Q&A with Ali Brownlee in Abu Dhabi

Exclusive: The Olympic champion to race 10k in America this year


The post-Olympic blues have been put to bed. Alistair Brownlee is back in the multisport saddle and – injury-free – looking forward to the season ahead.


Having finally completed his Masters degree, the 24-year-old is ready for a proper showdown with brother Jonny in the ITU World Series and is serious on the prospect of a 10km qualifying time for the Commonwealth Games.

But first he has the small matter of 100km on a time trial bike in the desert to think about and took five minutes with TIM HEMING to chat it all through…

TH: So, another tough morning training in the heat of the Middle East?

AB:  Actually, I’ve been drag racing on a strip by the Grand Prix circuit. It was really good. The guy I was up against beat me but he told me it’s only because he’d used traction control. I’m hoping to go quite fast round there on Saturday [the Abu Dhabi triathlon uses the Yas Marina track as part of the course] but not quite 180kph.

TH: Have you finally flung off the post-Olympic blues?

AB: I struggled for a few weeks after and that’s why I wanted the goal of Des Moines. I then wasn’t sure whether to carry on racing but my appendix [it needed removing] solved that for me.  Then I went to Brazil for a bit of a holiday and by the time I’d done a load of commercial stuff for sponsors it was the best thing in the world to get back to training again.

TH: Was competing in the 5150 Hy-Vee race in Des Moines, Iowa [Alistair blew up on the run and jogged in to finish 14th] a mistake?

AB: I don’t know. I think I got a bit unlucky. I wasn’t quite as fit as I was at the Olympics but I was still going ok. I think combination of not being 100 per cent and the heat was a bit too much.

TH: How has the winter treated you?

AB: I’m not in an air-boot and I’m not on crutches. I just had a bit of a sore knee – so that’s a result! I’m absolutely fine now but took a couple of weeks off over Christmas.

TH: So have you changed your training and dropped the intensity of the running?

AB: I’ve not really changed it as such.

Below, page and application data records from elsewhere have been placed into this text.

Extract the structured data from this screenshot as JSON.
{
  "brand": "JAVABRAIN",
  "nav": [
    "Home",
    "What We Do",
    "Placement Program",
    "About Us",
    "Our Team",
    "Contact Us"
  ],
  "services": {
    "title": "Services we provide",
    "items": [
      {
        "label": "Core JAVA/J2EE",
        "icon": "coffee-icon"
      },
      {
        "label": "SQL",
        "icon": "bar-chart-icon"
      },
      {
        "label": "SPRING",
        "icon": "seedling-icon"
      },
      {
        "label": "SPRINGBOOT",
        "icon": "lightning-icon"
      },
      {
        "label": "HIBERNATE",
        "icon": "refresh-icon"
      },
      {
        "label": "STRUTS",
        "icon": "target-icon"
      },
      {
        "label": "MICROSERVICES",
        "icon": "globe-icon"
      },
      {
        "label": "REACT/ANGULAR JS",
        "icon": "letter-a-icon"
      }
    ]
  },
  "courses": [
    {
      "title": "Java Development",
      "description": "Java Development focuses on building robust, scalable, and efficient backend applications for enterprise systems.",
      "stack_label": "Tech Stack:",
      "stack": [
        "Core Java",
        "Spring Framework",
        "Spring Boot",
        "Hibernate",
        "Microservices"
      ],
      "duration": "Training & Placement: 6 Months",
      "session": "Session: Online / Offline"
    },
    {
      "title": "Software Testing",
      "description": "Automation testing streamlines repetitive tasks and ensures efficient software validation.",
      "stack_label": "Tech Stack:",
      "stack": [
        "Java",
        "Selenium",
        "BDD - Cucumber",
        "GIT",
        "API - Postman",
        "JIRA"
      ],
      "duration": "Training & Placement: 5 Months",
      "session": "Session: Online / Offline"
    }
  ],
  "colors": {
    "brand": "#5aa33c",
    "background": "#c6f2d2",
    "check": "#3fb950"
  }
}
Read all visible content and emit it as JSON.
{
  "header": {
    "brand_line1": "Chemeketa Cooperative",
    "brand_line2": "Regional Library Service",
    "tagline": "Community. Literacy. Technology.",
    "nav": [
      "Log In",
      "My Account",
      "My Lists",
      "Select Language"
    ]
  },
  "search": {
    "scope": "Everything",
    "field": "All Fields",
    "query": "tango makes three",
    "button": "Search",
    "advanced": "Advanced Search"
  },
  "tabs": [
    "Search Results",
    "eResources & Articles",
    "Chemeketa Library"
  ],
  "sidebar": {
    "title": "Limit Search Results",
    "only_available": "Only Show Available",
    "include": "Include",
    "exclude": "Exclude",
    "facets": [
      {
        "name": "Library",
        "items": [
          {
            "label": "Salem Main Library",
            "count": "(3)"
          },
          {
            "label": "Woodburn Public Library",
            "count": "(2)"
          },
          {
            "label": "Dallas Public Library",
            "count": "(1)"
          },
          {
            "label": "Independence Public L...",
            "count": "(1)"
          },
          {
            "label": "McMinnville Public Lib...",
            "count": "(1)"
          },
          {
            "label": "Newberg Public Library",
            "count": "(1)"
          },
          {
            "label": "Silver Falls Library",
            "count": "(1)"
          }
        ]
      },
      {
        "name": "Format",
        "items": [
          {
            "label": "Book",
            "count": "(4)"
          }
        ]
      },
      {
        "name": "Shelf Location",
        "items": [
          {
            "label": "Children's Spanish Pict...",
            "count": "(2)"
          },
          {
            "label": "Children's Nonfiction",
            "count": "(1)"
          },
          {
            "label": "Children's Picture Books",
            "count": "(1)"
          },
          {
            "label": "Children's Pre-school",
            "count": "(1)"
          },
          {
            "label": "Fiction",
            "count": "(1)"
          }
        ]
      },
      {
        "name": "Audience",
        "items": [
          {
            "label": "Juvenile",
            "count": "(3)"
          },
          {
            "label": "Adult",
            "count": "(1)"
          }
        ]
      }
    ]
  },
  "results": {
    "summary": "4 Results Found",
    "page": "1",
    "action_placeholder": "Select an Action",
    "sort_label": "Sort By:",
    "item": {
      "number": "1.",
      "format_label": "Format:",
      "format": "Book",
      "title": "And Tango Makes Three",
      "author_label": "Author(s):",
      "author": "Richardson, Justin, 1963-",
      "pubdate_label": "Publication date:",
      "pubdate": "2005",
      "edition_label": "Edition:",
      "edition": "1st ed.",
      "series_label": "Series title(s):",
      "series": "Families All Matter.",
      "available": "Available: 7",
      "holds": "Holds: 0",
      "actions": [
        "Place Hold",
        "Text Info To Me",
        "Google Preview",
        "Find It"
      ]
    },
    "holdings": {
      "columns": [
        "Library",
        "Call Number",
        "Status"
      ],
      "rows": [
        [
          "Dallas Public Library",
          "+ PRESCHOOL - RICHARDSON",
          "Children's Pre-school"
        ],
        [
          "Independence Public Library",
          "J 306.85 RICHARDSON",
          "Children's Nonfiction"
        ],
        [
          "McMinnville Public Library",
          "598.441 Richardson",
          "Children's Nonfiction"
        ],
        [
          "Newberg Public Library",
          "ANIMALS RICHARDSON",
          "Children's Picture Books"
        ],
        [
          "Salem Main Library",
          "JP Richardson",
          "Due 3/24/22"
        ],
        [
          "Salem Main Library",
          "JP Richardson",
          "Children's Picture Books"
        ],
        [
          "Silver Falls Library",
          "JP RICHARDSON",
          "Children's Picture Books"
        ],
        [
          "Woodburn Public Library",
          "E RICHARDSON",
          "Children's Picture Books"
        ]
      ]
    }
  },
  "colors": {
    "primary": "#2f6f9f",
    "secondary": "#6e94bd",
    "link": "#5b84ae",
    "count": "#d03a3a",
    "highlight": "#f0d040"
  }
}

I had slightly different view on it. Preparing for this race I rode a bit more and haven’t run as much as I do normally, but after this I will put the mileage back on and try and get fit for San Diego.

TH: You have said you cannot do another four-year cycle as you did into London. Does this still hold?

AB: It’s stressful coming back from injury all the time, I can’t do it like that again. Trying to remain injury free is very important to me. Anyway, whatever happens, I am never going to get the next Olympiad to pan out exactly the same.

TH: What are your thoughts on the 1.5km swim, 100km bike and 10km run Abu Dhabi International Triathlon coming up?

AB: The whole point of going to this race is to have a different goal. It gives me the stimulus to prepare for something different and that’s worked nicely. It’s early in the season, but I feel like I’m in good condition to go and race and enjoy doing something longer.

TH: With the exception of Alexander Bryukhankov (pictured above), who I believe you have only just found out is racing, there are almost no elites competing over the short course. Will it change the race for you?

AB: I knew there would be someone racing, I just didn’t know it was him! It’s quite good, I’m kind of glad about it. When I won the world junior champs in 2006 he was racing then. I think he’ll swim fast and I’ll just be able to hang in. I’m not sure what his pacing will be like on the bike. I think he’ll go out quite hard, but we’ll see after that.

TH: Have you still got a 10km planned for later in the spring?

AB: Yes, I’m looking into how I can do it. I need to get a couple in really. I’ll try one in America at around the same time as San Diego. There’s one in Stanford, which might be a bit early, and a couple more after that. Obviously I need to run some times. They [England Athletics] haven’t published their selection policy yet, but it’ll be 28mins 40-50secs or thereabouts. I’m pretty sure I can run that, but it’s more the case of what other people do. If you get Mo Farah and Chris Thompson, there’s probably a third person who can run faster than I can. It’s more about what other people can do.

Th: And finally, how’s your brother?

AB: He’s good. He’s had a little bit of a niggle, but his training well now. It’ll be good to go head-to- head in the World Series, but, as we know, anything can happen in the next couple of months.


Images: TCA Abu Dhabi, Janos Schmidt/ITU